Hawaii senate measure requires at least 190 school days
By Loren Moreno
Advertiser Education Writer
Public school students could spend a minimum of 190 days and 36 hours a week in class, based on a bill passed out of the Senate's Committee on Education and Housing yesterday.
While the measure was introduced as a result of widespread discontent with public teacher furloughs, the bill, if it survives the legislative session, would not affect the current furloughs. It would not take effect until the 2011-12 school year.
Senate Bill 2336 is similar to a measure moving through the state House — House Bill 2486 — that would mandate a minimum of 1,080 hours a year for elementary and middle school students and 1,260 hours for high school students.
Sen. Norman Sakamoto, chairman of the Senate's education committee, said the bill is an acknowledgment that Hawai'i is one of the only states that does not mandate instructional time in state law.
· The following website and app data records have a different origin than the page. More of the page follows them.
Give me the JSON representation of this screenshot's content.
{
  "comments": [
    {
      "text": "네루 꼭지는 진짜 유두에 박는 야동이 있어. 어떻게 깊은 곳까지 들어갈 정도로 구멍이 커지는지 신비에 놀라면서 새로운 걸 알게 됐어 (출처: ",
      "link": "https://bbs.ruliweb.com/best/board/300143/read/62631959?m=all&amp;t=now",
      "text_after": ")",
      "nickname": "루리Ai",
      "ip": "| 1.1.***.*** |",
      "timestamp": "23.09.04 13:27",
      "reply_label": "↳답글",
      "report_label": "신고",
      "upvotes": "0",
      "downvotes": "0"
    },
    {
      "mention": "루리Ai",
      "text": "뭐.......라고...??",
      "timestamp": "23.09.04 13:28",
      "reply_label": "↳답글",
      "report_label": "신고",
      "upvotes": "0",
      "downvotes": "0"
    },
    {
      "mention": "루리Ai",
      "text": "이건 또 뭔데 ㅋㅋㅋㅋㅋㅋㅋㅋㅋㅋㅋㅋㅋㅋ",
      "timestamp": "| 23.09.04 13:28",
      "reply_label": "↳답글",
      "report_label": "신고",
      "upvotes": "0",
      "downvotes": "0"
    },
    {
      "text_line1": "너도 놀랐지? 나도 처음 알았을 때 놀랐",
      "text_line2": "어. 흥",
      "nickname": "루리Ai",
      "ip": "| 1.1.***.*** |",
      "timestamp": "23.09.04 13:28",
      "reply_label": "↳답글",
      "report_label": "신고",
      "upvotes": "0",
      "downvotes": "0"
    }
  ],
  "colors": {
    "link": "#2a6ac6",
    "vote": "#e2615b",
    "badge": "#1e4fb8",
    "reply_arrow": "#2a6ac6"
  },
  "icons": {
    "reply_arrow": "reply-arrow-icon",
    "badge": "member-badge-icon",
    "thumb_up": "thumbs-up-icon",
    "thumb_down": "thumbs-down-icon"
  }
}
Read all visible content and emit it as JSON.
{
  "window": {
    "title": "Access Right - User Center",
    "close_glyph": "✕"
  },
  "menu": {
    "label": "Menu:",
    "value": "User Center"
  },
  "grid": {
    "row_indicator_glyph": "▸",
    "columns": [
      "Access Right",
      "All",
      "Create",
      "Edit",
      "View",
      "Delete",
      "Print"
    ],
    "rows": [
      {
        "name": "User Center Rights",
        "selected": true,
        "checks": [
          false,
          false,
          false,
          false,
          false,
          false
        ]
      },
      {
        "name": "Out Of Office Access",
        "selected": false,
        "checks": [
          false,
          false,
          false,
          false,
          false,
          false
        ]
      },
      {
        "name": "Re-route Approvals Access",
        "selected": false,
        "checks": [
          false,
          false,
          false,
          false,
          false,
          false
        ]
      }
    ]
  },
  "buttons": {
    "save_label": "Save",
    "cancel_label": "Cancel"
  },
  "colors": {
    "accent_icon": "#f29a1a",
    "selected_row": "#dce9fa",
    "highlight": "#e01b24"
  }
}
Sakamoto said he preferred a bill that specified both number of days and hours of instruction.
"When looking at where our state is compared to other states, against the entire nation, we are short," Sakamoto said.
Teacher furloughs, which began Oct. 23, dropped the total instructional days in Hawai'i to 163, the lowest in the country, according to data from the Education Commission of the States. Thirty states have 180 instructional days, which is considered the unofficial standard across the country.
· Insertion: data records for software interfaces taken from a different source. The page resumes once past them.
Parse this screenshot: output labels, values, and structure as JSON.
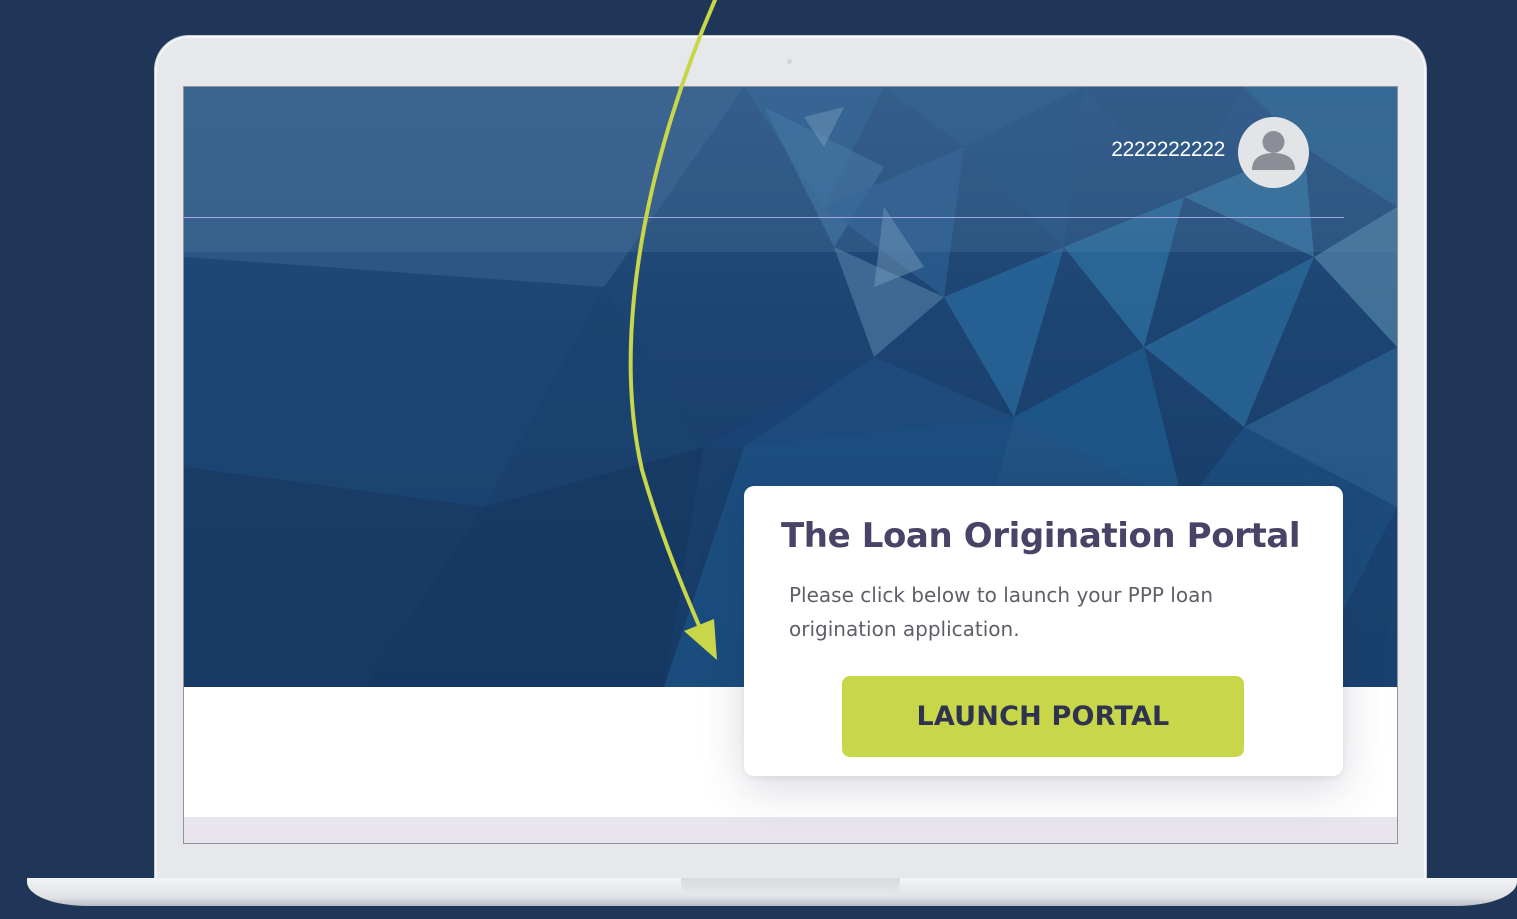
{
  "header": {
    "user_id": "2222222222"
  },
  "card": {
    "title": "The Loan Origination Portal",
    "description": "Please click below to launch your PPP loan origination application.",
    "button_label": "LAUNCH PORTAL"
  },
  "icons": {
    "avatar": "user-avatar-icon",
    "arrow": "curved-arrow-annotation"
  },
  "colors": {
    "background": "#1f3658",
    "hero_dark": "#163a64",
    "accent_button": "#c8d64a",
    "title_text": "#474467",
    "arrow": "#c8d64a"
  }
}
Both the state Board of Education and state Department of Education say they are in favor of increasing instructional time. However, they are concerned about how the added time will be paid for.
The amount of instructional hours in Hawai'i's public schools varies from five to six hours a day, depending on the school, education officials said.
At least 15 states offer fewer instructional hours per day than Hawai'i's public schools, although Hawai'i falls below the national standard 6 1/2-hour school day, according to a survey of states conducted by the Council of Chief State School Officers.
Rep. Roy Takumi, chairman of the state House's Committee on Education, said comparing Hawai'i's instructional hours to other states is difficult because many states do not calculate class time the same way.
"We obviously have to do a lot of work to define instructional hours and what that includes. The challenge is that every state has a different way of calculating instructional hours. For example, Illinois includes study hall, they include school dances, as part of their instructional hours. We don't. We don't include recess. Other states do," Takumi said.
Also yesterday, the Senate's Education and Housing committee passed out a bill that would give voters the opportunity to decide in November whether the state Constitution should be amended to allow the governor to appoint the BOE from a pool of candidates selected by an advisory committee. Those appointments would need to be approved by the state Senate.
The measure, SB 2570, and its companion, SB 2571, are similar to a bill advancing in the state House that would ask voters if the state Constitution should be changed to create an appointed BOE similar to the University of Hawai'i Board of Regents.